“What people in Hong Kong should think about is not just how it affects Hong Kong, but how it affects the world. You need to be literate to survive in the world, to actually make an impact.” And Daanyal says to improve Hong Kong’s own sustainability, we need to be looking to our neighbours, and making sure everyone has a chance to contribute.
Daanyal first became interested in the topic when researching for a school project. “I chose something that was close to my heart, as everyone does,” he says. “I’ve always loved to read. My mom used to read to me a lot.”
What started as a school project soon turned Daanyal from merely an interested student into a full-blown activist.
Speaking at Island School’s recent FuturED#2 talks, Daanyal educated a large crowd of teachers, parents and students from schools across Hong Kong about the importance of literacy - and where current efforts at tackling the issue are failing.
Daanyal explained that current efforts can be divided into three areas: books, schools and money.
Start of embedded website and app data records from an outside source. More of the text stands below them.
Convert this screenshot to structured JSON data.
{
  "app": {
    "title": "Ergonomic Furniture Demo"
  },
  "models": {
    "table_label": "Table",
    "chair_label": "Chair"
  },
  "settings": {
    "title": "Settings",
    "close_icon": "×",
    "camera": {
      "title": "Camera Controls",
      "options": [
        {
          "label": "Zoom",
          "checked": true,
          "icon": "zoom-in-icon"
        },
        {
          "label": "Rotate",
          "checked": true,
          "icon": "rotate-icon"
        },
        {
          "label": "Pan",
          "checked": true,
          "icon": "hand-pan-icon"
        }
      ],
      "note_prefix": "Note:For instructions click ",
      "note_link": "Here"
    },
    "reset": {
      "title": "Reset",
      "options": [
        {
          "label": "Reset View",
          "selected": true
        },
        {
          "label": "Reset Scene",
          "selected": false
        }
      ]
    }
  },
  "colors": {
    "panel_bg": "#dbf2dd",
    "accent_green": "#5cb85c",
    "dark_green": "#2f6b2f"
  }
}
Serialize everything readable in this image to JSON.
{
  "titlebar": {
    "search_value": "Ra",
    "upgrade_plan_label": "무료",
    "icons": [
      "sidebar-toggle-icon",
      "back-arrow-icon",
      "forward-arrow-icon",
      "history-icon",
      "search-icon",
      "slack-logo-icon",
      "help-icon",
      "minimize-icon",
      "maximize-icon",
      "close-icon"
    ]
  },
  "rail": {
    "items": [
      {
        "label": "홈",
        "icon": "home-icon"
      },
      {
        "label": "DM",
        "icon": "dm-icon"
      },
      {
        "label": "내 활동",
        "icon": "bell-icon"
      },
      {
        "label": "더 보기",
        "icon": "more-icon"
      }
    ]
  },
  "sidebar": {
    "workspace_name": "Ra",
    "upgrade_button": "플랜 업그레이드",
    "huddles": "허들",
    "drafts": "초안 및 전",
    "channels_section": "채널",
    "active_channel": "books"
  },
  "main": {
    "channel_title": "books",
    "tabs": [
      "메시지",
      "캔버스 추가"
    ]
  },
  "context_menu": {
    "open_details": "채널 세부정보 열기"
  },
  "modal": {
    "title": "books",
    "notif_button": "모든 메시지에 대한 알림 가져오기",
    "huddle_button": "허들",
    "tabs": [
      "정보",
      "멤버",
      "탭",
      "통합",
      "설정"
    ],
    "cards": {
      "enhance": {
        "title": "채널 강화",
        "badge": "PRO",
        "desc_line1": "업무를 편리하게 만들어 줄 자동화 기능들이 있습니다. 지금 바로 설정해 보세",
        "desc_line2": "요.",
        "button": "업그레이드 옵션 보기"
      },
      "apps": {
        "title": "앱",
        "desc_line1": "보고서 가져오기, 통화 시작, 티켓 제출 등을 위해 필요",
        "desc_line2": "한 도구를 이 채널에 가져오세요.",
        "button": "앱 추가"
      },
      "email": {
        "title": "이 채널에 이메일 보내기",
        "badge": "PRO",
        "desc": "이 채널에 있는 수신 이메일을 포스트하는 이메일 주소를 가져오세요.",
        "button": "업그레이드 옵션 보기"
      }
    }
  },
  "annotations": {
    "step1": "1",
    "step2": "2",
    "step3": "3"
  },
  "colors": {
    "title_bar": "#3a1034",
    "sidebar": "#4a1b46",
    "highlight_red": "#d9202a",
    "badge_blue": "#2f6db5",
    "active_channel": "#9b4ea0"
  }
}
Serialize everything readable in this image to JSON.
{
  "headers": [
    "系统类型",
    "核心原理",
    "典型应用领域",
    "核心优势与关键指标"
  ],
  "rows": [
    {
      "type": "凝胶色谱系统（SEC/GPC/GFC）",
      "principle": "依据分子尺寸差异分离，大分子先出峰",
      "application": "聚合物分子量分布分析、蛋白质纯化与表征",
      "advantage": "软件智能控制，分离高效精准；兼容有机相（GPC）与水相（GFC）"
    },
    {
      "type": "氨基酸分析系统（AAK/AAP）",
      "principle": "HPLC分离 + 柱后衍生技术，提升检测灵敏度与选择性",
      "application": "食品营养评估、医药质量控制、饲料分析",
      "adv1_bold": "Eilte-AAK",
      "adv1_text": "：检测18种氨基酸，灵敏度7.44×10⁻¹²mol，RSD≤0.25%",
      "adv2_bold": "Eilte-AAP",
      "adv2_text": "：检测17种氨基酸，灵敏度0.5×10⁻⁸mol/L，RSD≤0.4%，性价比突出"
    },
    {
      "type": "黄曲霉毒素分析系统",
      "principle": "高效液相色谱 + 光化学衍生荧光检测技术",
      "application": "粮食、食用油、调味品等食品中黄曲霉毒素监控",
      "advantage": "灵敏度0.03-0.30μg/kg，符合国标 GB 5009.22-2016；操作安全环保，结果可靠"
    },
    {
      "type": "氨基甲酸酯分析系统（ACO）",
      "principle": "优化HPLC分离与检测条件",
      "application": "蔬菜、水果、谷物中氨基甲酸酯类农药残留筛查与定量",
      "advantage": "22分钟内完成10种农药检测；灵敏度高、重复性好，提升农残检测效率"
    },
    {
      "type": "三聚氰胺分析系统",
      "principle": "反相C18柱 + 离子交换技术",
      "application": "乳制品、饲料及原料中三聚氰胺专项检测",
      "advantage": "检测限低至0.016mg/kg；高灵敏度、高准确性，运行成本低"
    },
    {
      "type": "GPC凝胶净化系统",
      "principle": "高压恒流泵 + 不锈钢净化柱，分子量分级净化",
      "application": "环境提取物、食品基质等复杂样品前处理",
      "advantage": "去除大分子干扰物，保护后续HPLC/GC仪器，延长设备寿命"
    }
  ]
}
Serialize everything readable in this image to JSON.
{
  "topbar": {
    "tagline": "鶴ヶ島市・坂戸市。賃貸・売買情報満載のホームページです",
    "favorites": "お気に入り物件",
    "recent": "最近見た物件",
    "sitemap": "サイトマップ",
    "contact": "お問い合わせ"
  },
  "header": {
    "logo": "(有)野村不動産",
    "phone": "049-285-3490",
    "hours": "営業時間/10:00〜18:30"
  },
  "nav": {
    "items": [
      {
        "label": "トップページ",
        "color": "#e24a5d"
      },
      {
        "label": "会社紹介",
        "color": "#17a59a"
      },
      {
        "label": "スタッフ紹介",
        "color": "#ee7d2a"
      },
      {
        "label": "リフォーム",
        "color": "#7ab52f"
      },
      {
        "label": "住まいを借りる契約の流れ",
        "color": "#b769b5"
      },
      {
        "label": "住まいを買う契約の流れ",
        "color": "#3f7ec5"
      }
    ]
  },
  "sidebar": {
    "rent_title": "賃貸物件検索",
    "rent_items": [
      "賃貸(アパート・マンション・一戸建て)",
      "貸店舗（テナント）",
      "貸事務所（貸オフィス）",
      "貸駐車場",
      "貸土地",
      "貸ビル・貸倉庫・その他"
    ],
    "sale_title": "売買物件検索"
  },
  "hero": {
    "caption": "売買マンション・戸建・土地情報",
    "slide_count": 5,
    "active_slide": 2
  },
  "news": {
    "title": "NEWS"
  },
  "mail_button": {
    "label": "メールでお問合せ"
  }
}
“The main thing with how illiteracy is currently addressed, is that it’s not effective in poor and underdeveloped areas,” says Daanyal. “Schools and books would be effective in helping to fight illiteracy in more developed areas, where parents know how to read and write.”
But in areas where both parents and children must work during the day, and the parents may not be literate themselves, it’s easy for education - and therefore literacy - to take a back seat.
“The entire family may have to work during the day in order to bring home food, water, money, just to support their family, and that is their priority, not paying for education,” Daanyal explains.
Most of the money currently raised to fight illiteracy goes to fund books and schools, but if children aren’t going to school, much of it is wasted or simply doesn’t make an impact.
But Daanyal says there is a better way. “Because technology is much more versatile, it’s much easier for children to use it and learn,” he says. “Technology is also much more interactive than books, so it’s much easier for students to actually pick up meanings and [learn how] to read and write. And there’s so many add-ons, so many things to help teach how to read and write.”
When speaking at FuturED#2, Daanyal showed some examples of how technology has already been used in much more effective ways to combat illiteracy. One example was a projector which had been used to set up an outdoor night school in an area where there wasn’t a building available to teach in a traditional classroom. Here people who need to work during the day could learn how to read and write. Another example is solar-powered tablets, which could be charged during the day without using any additional resources for those who live without consistent access to electricity.
“If we utilise innovation, it makes it much easier for technology to run without difficulties or additional resources,” Daanyal says.
But the first step is awareness, as the funding and innovation must come from those who have the resources, like Hong Kong.
“The way I see it, illiteracy is something that is such a basic part of education. It’s the first thing I think children should learn, how to read, how to write,” says Daanyal.
“I want to start raising awareness.
“I want to spread the word that we can actually solve this, but we just need to change our approach.”